          for their commerce platform, but for each
          customer on all their Internet accesses (but
          there will be solutions to find to help protect
          the privacy, including those using the security
          systems to help protect against their
          dissemination and reuse by unauthorized
          parties). It's high time for ISPs and
          governments to give free personal numerical
          secure certificates as part of their regular
          services. And to make their use much simpler to
          interpret that what they are today (or provide
          better interfaces to use them securely with
          terms that can be understood by average
          customers, plus provide education about them;
          it will be very hard to provide the second
          part, given that most customers have still not
          understood how to protect their ID card or
          green card, or credit cards!).
          PhilippeV
    • Actually its not

      Since Windows doesn't support attacks or advanced TCP/IP configurations used for these attacks it can't possibly be that. Most likely its coming from unsecured linux boxes which are known to leave telnet open.
      Loverock Davidson
      • Of course, it can't be Windows

        You could also blame OSX, BSD, OS/2 and all the other OS's. That is
        because Windows in known to be secure and never part of a botnet. All
        these systems are doing it in concert.
        gertruded
      • Dimwit it is the Windows ecco system causing the problems.

        Read here

        http://www.computerworld.com/s/article/9135259/Microsoft_may_have_known_about_critical_IE_bug_for_months

        & here

        http://www.computerworld.com/s/article/9135279/Updated_MyDoom_responsible_for_DDOS_attacks_says_AhnLab

        & here

        http://www.computerworld.com/s/article/9135273/Newest_IE_bug_could_be_next_Conficker_says_researcher

        Could things get any worse than this at the moment?

        "In a world without walls & fences, who needs windows & gates?"
        Intellihence
      • So, what you're saying is...

        That Windows is a retarded/out of date system?
        zkiwi
      • Huh?

        There hasn't been a linux distribution that shipped with telnet enabled and open in well over 10 years. Do you perhaps work for Microsoft or one of it partners? Maybe own some MSFT stock? Your statements are not credible.
        waltmaine
    • Will we ever learn what?

      Old OSs have vulnerabilities?

      Malware authors target OSs with 90%+ marketshare?

      What exactly are you thinking we are supposed to learn from this?
      NonZealot
    • Your time is coming

      Typical macboy/girl drivel.
      Herman Anderson
    • WE?

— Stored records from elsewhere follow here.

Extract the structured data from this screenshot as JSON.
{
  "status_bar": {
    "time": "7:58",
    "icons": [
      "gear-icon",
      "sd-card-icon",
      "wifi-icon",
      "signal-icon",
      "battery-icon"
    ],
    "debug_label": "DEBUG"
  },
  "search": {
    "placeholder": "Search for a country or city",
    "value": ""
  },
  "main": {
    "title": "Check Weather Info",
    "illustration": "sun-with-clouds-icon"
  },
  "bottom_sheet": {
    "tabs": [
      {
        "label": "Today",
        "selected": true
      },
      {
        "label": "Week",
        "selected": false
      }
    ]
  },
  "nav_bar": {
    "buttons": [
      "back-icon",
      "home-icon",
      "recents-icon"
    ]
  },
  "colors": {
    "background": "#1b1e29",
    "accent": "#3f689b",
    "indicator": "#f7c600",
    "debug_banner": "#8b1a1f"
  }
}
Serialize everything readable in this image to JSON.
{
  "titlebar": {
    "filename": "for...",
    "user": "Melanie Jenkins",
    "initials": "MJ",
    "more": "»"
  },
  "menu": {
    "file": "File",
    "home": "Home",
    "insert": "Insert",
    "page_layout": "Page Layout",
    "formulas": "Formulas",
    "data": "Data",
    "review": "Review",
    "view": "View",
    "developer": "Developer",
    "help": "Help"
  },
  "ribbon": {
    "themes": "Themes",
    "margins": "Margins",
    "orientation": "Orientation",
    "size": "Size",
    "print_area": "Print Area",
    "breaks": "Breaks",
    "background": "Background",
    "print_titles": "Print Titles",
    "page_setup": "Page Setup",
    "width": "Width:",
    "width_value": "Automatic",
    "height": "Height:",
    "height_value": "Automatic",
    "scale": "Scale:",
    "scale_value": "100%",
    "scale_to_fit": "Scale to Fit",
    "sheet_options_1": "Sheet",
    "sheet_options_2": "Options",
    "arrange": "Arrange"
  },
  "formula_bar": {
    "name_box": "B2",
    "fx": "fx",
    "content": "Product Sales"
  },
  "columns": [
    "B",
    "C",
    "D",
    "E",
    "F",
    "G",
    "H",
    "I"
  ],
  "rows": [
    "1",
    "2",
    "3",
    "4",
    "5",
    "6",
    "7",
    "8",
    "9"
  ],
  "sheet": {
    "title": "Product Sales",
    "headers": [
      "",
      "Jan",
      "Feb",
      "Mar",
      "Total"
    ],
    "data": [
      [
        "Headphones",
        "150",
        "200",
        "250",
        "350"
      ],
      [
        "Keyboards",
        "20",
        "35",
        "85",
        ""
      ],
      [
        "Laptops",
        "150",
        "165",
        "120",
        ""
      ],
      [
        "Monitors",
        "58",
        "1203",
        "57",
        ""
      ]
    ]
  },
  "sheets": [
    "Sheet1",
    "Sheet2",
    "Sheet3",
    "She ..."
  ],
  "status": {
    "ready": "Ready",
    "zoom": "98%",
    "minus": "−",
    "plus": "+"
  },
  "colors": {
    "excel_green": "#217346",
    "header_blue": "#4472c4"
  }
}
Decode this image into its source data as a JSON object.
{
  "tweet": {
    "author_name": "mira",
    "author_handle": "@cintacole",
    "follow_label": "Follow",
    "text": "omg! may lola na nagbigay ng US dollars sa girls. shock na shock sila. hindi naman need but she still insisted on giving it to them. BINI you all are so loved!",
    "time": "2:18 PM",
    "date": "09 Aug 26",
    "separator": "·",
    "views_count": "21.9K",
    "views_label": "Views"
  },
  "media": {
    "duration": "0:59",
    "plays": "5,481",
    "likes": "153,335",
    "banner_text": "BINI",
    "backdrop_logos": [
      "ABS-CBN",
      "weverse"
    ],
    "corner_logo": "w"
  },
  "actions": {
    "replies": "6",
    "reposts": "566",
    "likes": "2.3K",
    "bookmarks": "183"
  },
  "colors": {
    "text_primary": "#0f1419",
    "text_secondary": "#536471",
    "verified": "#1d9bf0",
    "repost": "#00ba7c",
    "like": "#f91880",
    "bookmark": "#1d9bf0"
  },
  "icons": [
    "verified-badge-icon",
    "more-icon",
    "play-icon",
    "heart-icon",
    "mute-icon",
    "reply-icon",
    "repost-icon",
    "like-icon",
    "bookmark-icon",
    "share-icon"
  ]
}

      TINW! And you're not speaking for ME, so "we" goes right out the window. And, you've got ot all backwards I'm afraid. Let's try this one, which makes just as much sense: THEY have to learn!
      twaynesdomain-22354355019875063839220739305988
    • Win machines

      Learn what?
      compudog